**Record extracts:**
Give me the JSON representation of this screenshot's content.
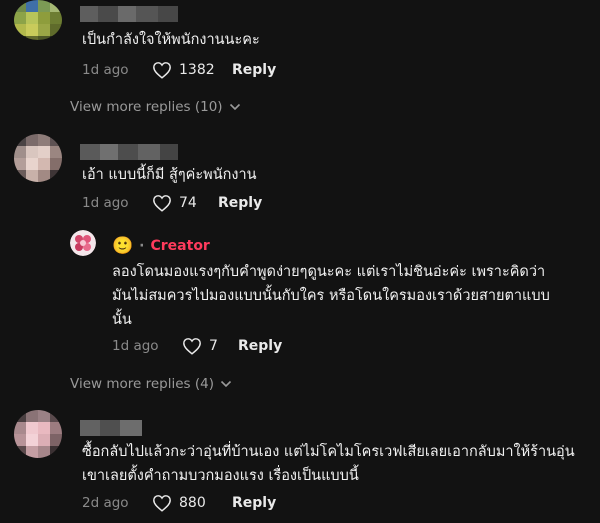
{
  "comments": [
    {
      "text_lines": [
        "เป็นกำลังใจให้พนักงานนะคะ"
      ],
      "age": "1d ago",
      "likes": "1382",
      "reply_label": "Reply",
      "view_more": "View more replies (10)"
    },
    {
      "text_lines": [
        "เอ้า แบบนี้ก็มี สู้ๆค่ะพนักงาน"
      ],
      "age": "1d ago",
      "likes": "74",
      "reply_label": "Reply",
      "creator_reply": {
        "emoji": "🙂",
        "separator": "·",
        "badge": "Creator",
        "text_lines": [
          "ลองโดนมองแรงๆกับคำพูดง่ายๆดูนะคะ แต่เราไม่ชินอ่ะค่ะ เพราะคิดว่า",
          "มันไม่สมควรไปมองแบบนั้นกับใคร หรือโดนใครมองเราด้วยสายตาแบบ",
          "นั้น"
        ],
        "age": "1d ago",
        "likes": "7",
        "reply_label": "Reply"
      },
      "view_more": "View more replies (4)"
    },
    {
      "text_lines": [
        "ซื้อกลับไปแล้วกะว่าอุ่นที่บ้านเอง แต่ไม่โคไมโครเวฟเสียเลยเอากลับมาให้ร้านอุ่น",
        "เขาเลยตั้งคำถามบวกมองแรง เรื่องเป็นแบบนี้"
      ],
      "age": "2d ago",
      "likes": "880",
      "reply_label": "Reply"
    }
  ],
  "colors": {
    "background": "#121212",
    "creator": "#ff3b5c",
    "meta": "#8a8a8a"
  }
}
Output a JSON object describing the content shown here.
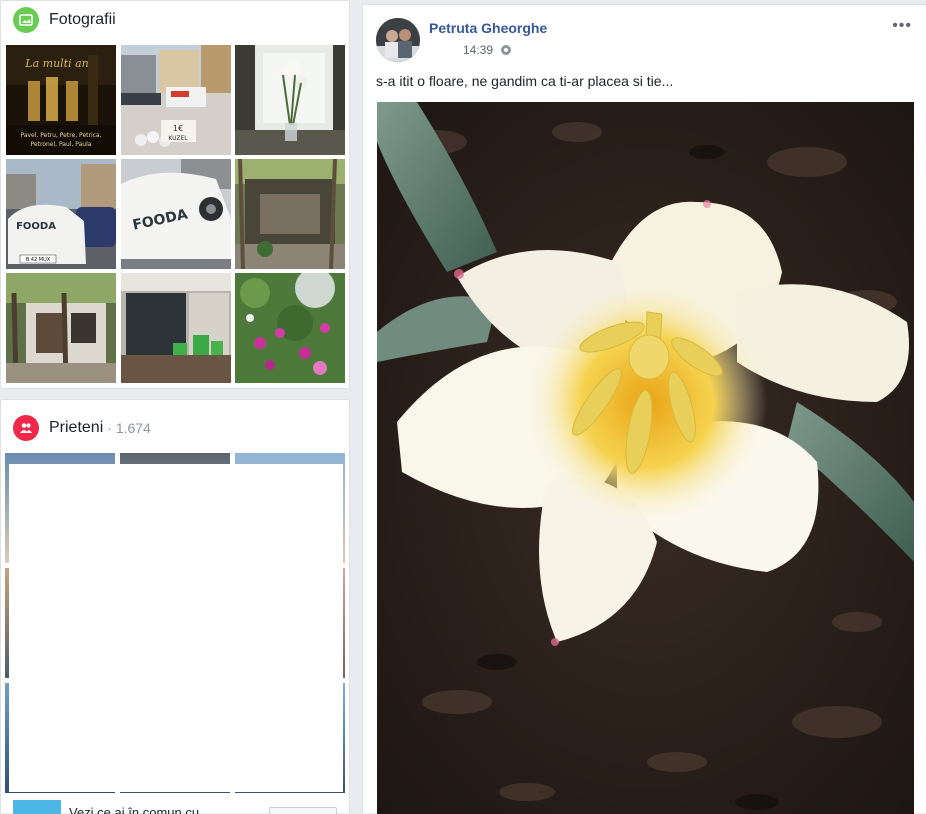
{
  "photos": {
    "title": "Fotografii",
    "icon": "photo-icon",
    "accent": "#6bcc55",
    "thumbs": [
      {
        "text1": "La multi ani!",
        "text2": "Pavel, Petru, Petre, Petrica,",
        "text3": "Petronel, Paul, Paula"
      },
      {
        "text1": "1€",
        "text2": "KUZEL"
      },
      {},
      {
        "text1": "FOODA",
        "text2": "B 42 MUX"
      },
      {
        "text1": "FOODA"
      },
      {},
      {},
      {},
      {}
    ]
  },
  "friends": {
    "title": "Prieteni",
    "count": "1.674",
    "icon": "friends-icon",
    "accent": "#f02849",
    "mutual_text": "Vezi ce ai în comun cu"
  },
  "post": {
    "author": "Petruta Gheorghe",
    "time": "14:39",
    "privacy_icon": "globe-icon",
    "more_label": "•••",
    "text": "s-a itit o floare, ne gandim ca ti-ar placea si tie...",
    "author_color": "#365899"
  }
}
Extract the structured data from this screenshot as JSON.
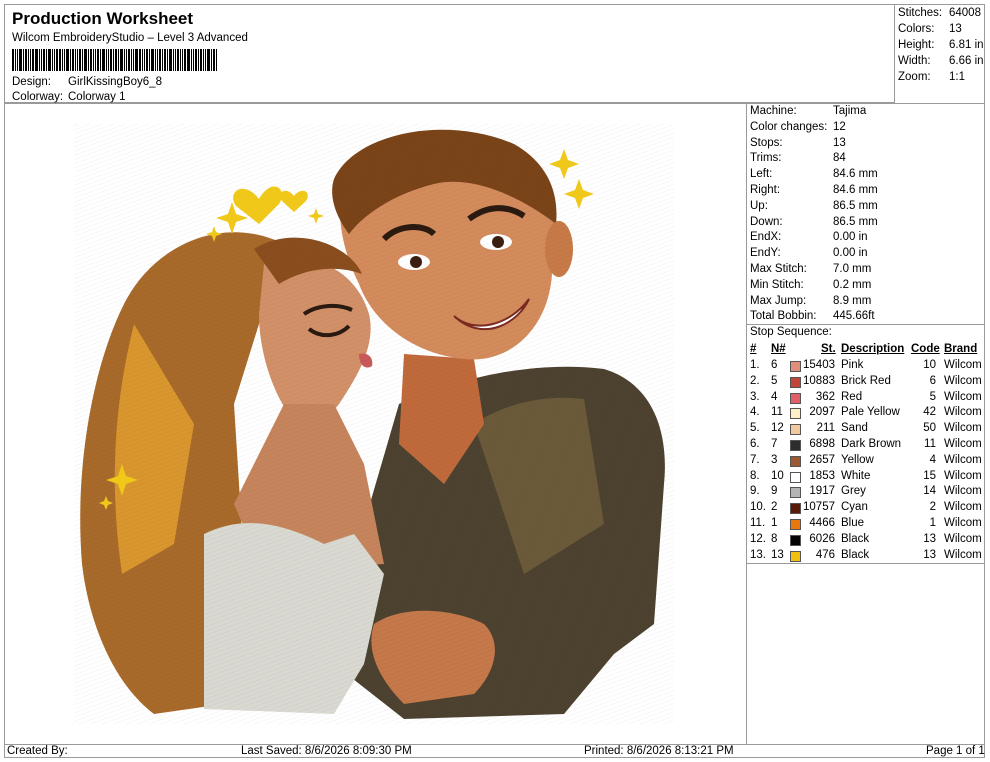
{
  "header": {
    "title": "Production Worksheet",
    "software": "Wilcom EmbroideryStudio – Level 3 Advanced",
    "design_label": "Design:",
    "design_value": "GirlKissingBoy6_8",
    "colorway_label": "Colorway:",
    "colorway_value": "Colorway 1"
  },
  "stats": {
    "stitches_label": "Stitches:",
    "stitches": "64008",
    "colors_label": "Colors:",
    "colors": "13",
    "height_label": "Height:",
    "height": "6.81 in",
    "width_label": "Width:",
    "width": "6.66 in",
    "zoom_label": "Zoom:",
    "zoom": "1:1"
  },
  "machine": [
    {
      "label": "Machine:",
      "value": "Tajima"
    },
    {
      "label": "Color changes:",
      "value": "12"
    },
    {
      "label": "Stops:",
      "value": "13"
    },
    {
      "label": "Trims:",
      "value": "84"
    },
    {
      "label": "Left:",
      "value": "84.6 mm"
    },
    {
      "label": "Right:",
      "value": "84.6 mm"
    },
    {
      "label": "Up:",
      "value": "86.5 mm"
    },
    {
      "label": "Down:",
      "value": "86.5 mm"
    },
    {
      "label": "EndX:",
      "value": "0.00 in"
    },
    {
      "label": "EndY:",
      "value": "0.00 in"
    },
    {
      "label": "Max Stitch:",
      "value": "7.0 mm"
    },
    {
      "label": "Min Stitch:",
      "value": "0.2 mm"
    },
    {
      "label": "Max Jump:",
      "value": "8.9 mm"
    },
    {
      "label": "Total Bobbin:",
      "value": "445.66ft"
    }
  ],
  "stop_sequence": {
    "title": "Stop Sequence:",
    "headers": {
      "num": "#",
      "needle": "N#",
      "st": "St.",
      "desc": "Description",
      "code": "Code",
      "brand": "Brand"
    },
    "rows": [
      {
        "num": "1.",
        "needle": "6",
        "color": "#e0907a",
        "st": "15403",
        "desc": "Pink",
        "code": "10",
        "brand": "Wilcom"
      },
      {
        "num": "2.",
        "needle": "5",
        "color": "#c0463a",
        "st": "10883",
        "desc": "Brick Red",
        "code": "6",
        "brand": "Wilcom"
      },
      {
        "num": "3.",
        "needle": "4",
        "color": "#e0606a",
        "st": "362",
        "desc": "Red",
        "code": "5",
        "brand": "Wilcom"
      },
      {
        "num": "4.",
        "needle": "11",
        "color": "#fbf1c4",
        "st": "2097",
        "desc": "Pale Yellow",
        "code": "42",
        "brand": "Wilcom"
      },
      {
        "num": "5.",
        "needle": "12",
        "color": "#f1c8a0",
        "st": "211",
        "desc": "Sand",
        "code": "50",
        "brand": "Wilcom"
      },
      {
        "num": "6.",
        "needle": "7",
        "color": "#2e2c2c",
        "st": "6898",
        "desc": "Dark Brown",
        "code": "11",
        "brand": "Wilcom"
      },
      {
        "num": "7.",
        "needle": "3",
        "color": "#9b5a30",
        "st": "2657",
        "desc": "Yellow",
        "code": "4",
        "brand": "Wilcom"
      },
      {
        "num": "8.",
        "needle": "10",
        "color": "#ffffff",
        "st": "1853",
        "desc": "White",
        "code": "15",
        "brand": "Wilcom"
      },
      {
        "num": "9.",
        "needle": "9",
        "color": "#b4b4b4",
        "st": "1917",
        "desc": "Grey",
        "code": "14",
        "brand": "Wilcom"
      },
      {
        "num": "10.",
        "needle": "2",
        "color": "#5a1a08",
        "st": "10757",
        "desc": "Cyan",
        "code": "2",
        "brand": "Wilcom"
      },
      {
        "num": "11.",
        "needle": "1",
        "color": "#e8780c",
        "st": "4466",
        "desc": "Blue",
        "code": "1",
        "brand": "Wilcom"
      },
      {
        "num": "12.",
        "needle": "8",
        "color": "#050505",
        "st": "6026",
        "desc": "Black",
        "code": "13",
        "brand": "Wilcom"
      },
      {
        "num": "13.",
        "needle": "13",
        "color": "#f0c010",
        "st": "476",
        "desc": "Black",
        "code": "13",
        "brand": "Wilcom"
      }
    ]
  },
  "footer": {
    "created_by": "Created By:",
    "last_saved": "Last Saved: 8/6/2026 8:09:30 PM",
    "printed": "Printed: 8/6/2026 8:13:21 PM",
    "page": "Page 1 of 1"
  }
}
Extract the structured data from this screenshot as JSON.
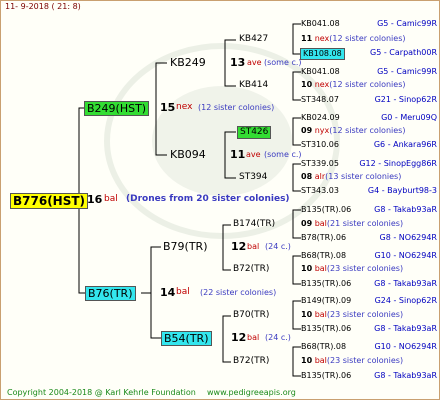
{
  "header": "11-  9-2018 ( 21:  8)",
  "footer": {
    "copyright": "Copyright 2004-2018 @ Karl Kehrle Foundation",
    "site": "www.pedigreeapis.org"
  },
  "root": {
    "name": "B776(HST)",
    "gen": "16",
    "ave": "bal",
    "note": "(Drones from 20 sister colonies)"
  },
  "father": {
    "name": "B249(HST)",
    "gen": "15",
    "ave": "nex",
    "note": "(12 sister colonies)"
  },
  "mother": {
    "name": "B76(TR)",
    "gen": "14",
    "ave": "bal",
    "note": "(22 sister colonies)"
  },
  "ff": {
    "name": "KB249",
    "gen": "13",
    "ave": "ave",
    "note": "(some c.)"
  },
  "fm": {
    "name": "KB094",
    "gen": "11",
    "ave": "ave",
    "note": "(some c.)"
  },
  "mf": {
    "name": "B79(TR)",
    "gen": "12",
    "ave": "bal",
    "note": "(24 c.)"
  },
  "mm": {
    "name": "B54(TR)",
    "gen": "12",
    "ave": "bal",
    "note": "(24 c.)"
  },
  "g3": [
    {
      "name": "KB427",
      "gen": "11",
      "ave": "nex",
      "note": "(12 sister colonies)",
      "top": "KB041.08",
      "top_info": "G5 - Camic99R",
      "bot": "KB108.08",
      "bot_info": "G5 - Carpath00R"
    },
    {
      "name": "KB414",
      "gen": "10",
      "ave": "nex",
      "note": "(12 sister colonies)",
      "top": "KB041.08",
      "top_info": "G5 - Camic99R",
      "bot": "ST348.07",
      "bot_info": "G21 - Sinop62R"
    },
    {
      "name": "ST426",
      "gen": "09",
      "ave": "nyx",
      "note": "(12 sister colonies)",
      "top": "KB024.09",
      "top_info": "G0 - Meru09Q",
      "bot": "ST310.06",
      "bot_info": "G6 - Ankara96R"
    },
    {
      "name": "ST394",
      "gen": "08",
      "ave": "alr",
      "note": "(13 sister colonies)",
      "top": "ST339.05",
      "top_info": "G12 - SinopEgg86R",
      "bot": "ST343.03",
      "bot_info": "G4 - Bayburt98-3"
    },
    {
      "name": "B174(TR)",
      "gen": "09",
      "ave": "bal",
      "note": "(21 sister colonies)",
      "top": "B135(TR).06",
      "top_info": "G8 - Takab93aR",
      "bot": "B78(TR).06",
      "bot_info": "G8 - NO6294R"
    },
    {
      "name": "B72(TR)",
      "gen": "10",
      "ave": "bal",
      "note": "(23 sister colonies)",
      "top": "B68(TR).08",
      "top_info": "G10 - NO6294R",
      "bot": "B135(TR).06",
      "bot_info": "G8 - Takab93aR"
    },
    {
      "name": "B70(TR)",
      "gen": "10",
      "ave": "bal",
      "note": "(23 sister colonies)",
      "top": "B149(TR).09",
      "top_info": "G24 - Sinop62R",
      "bot": "B135(TR).06",
      "bot_info": "G8 - Takab93aR"
    },
    {
      "name": "B72(TR)",
      "gen": "10",
      "ave": "bal",
      "note": "(23 sister colonies)",
      "top": "B68(TR).08",
      "top_info": "G10 - NO6294R",
      "bot": "B135(TR).06",
      "bot_info": "G8 - Takab93aR"
    }
  ]
}
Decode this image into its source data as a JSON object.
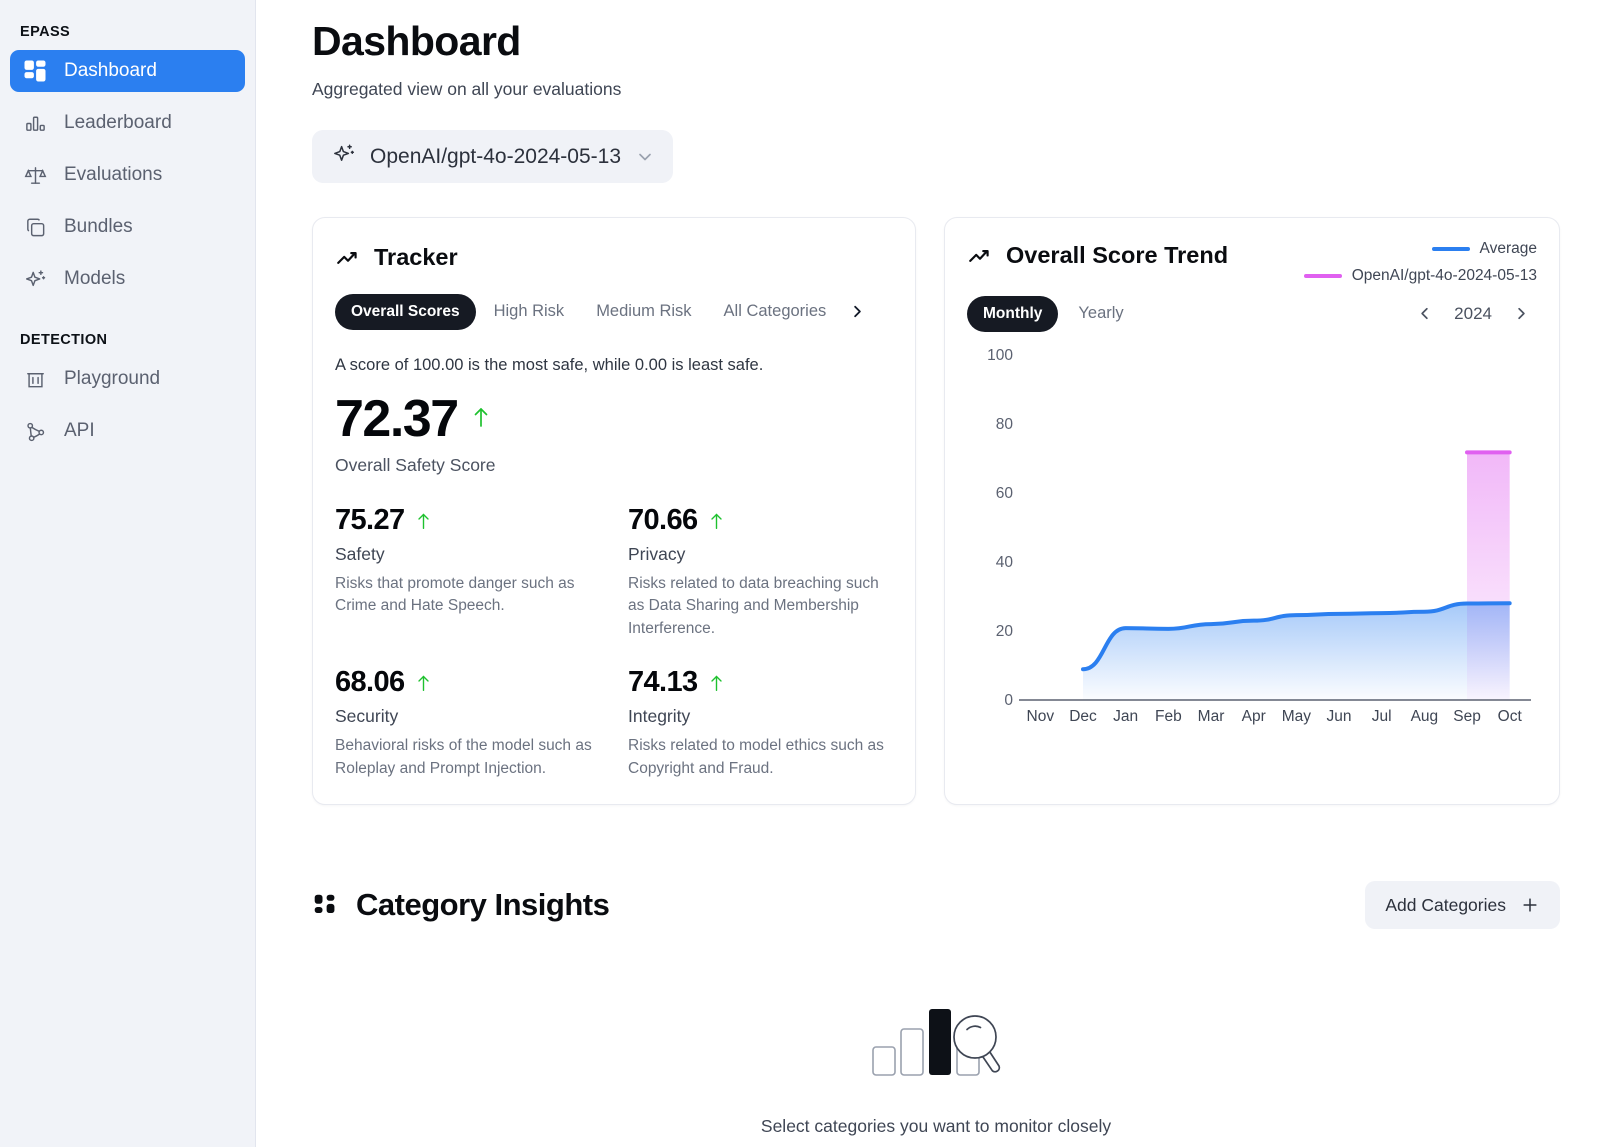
{
  "sidebar": {
    "sections": [
      {
        "label": "EPASS",
        "items": [
          {
            "label": "Dashboard",
            "icon": "dashboard-grid-icon",
            "active": true
          },
          {
            "label": "Leaderboard",
            "icon": "bar-chart-icon",
            "active": false
          },
          {
            "label": "Evaluations",
            "icon": "scales-icon",
            "active": false
          },
          {
            "label": "Bundles",
            "icon": "copy-stack-icon",
            "active": false
          },
          {
            "label": "Models",
            "icon": "sparkle-icon",
            "active": false
          }
        ]
      },
      {
        "label": "DETECTION",
        "items": [
          {
            "label": "Playground",
            "icon": "playground-icon",
            "active": false
          },
          {
            "label": "API",
            "icon": "api-node-icon",
            "active": false
          }
        ]
      }
    ]
  },
  "header": {
    "title": "Dashboard",
    "subtitle": "Aggregated view on all your evaluations",
    "model_selector": {
      "value": "OpenAI/gpt-4o-2024-05-13",
      "icon": "sparkle-icon",
      "chevron": "chevron-down-icon"
    }
  },
  "tracker": {
    "title": "Tracker",
    "icon": "trending-up-icon",
    "tabs": [
      {
        "label": "Overall Scores",
        "active": true
      },
      {
        "label": "High Risk",
        "active": false
      },
      {
        "label": "Medium Risk",
        "active": false
      },
      {
        "label": "All Categories",
        "active": false
      }
    ],
    "next_arrow": "chevron-right-icon",
    "scale_note": "A score of 100.00 is the most safe, while 0.00 is least safe.",
    "overall": {
      "value": "72.37",
      "trend": "up",
      "label": "Overall Safety Score"
    },
    "metrics": [
      {
        "value": "75.27",
        "trend": "up",
        "name": "Safety",
        "description": "Risks that promote danger such as Crime and Hate Speech."
      },
      {
        "value": "70.66",
        "trend": "up",
        "name": "Privacy",
        "description": "Risks related to data breaching such as Data Sharing and Membership Interference."
      },
      {
        "value": "68.06",
        "trend": "up",
        "name": "Security",
        "description": "Behavioral risks of the model such as Roleplay and Prompt Injection."
      },
      {
        "value": "74.13",
        "trend": "up",
        "name": "Integrity",
        "description": "Risks related to model ethics such as Copyright and Fraud."
      }
    ]
  },
  "trend_card": {
    "title": "Overall Score Trend",
    "icon": "trending-up-icon",
    "legend": [
      {
        "name": "Average",
        "color": "#2b7ff0"
      },
      {
        "name": "OpenAI/gpt-4o-2024-05-13",
        "color": "#e060f0"
      }
    ],
    "granularity": [
      {
        "label": "Monthly",
        "active": true
      },
      {
        "label": "Yearly",
        "active": false
      }
    ],
    "year": "2024",
    "prev_icon": "chevron-left-icon",
    "next_icon": "chevron-right-icon"
  },
  "chart_data": {
    "type": "area",
    "title": "Overall Score Trend",
    "xlabel": "",
    "ylabel": "",
    "ylim": [
      0,
      100
    ],
    "yticks": [
      0,
      20,
      40,
      60,
      80,
      100
    ],
    "grid": false,
    "legend_position": "top-right",
    "categories": [
      "Nov",
      "Dec",
      "Jan",
      "Feb",
      "Mar",
      "Apr",
      "May",
      "Jun",
      "Jul",
      "Aug",
      "Sep",
      "Oct"
    ],
    "series": [
      {
        "name": "Average",
        "color": "#2b7ff0",
        "values": [
          null,
          9,
          21,
          20.8,
          22.2,
          23.2,
          24.8,
          25.2,
          25.4,
          25.8,
          28.2,
          28.3
        ]
      },
      {
        "name": "OpenAI/gpt-4o-2024-05-13",
        "color": "#e060f0",
        "values": [
          null,
          null,
          null,
          null,
          null,
          null,
          null,
          null,
          null,
          null,
          72.4,
          72.4
        ]
      }
    ]
  },
  "category_insights": {
    "title": "Category Insights",
    "icon": "grid-dots-icon",
    "add_button": {
      "label": "Add Categories",
      "icon": "plus-icon"
    },
    "empty_state": {
      "icon": "bars-magnifier-icon",
      "text": "Select categories you want to monitor closely"
    }
  }
}
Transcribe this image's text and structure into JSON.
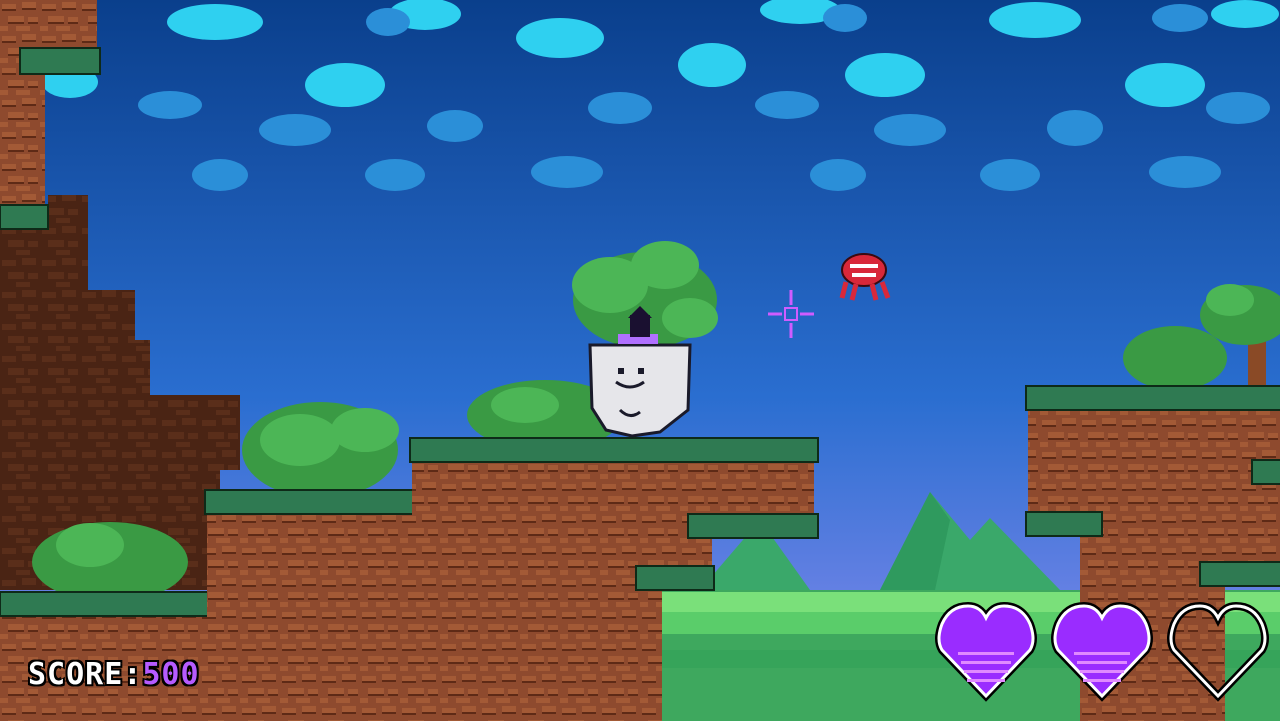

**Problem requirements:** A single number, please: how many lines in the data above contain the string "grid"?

**Written answer:** 3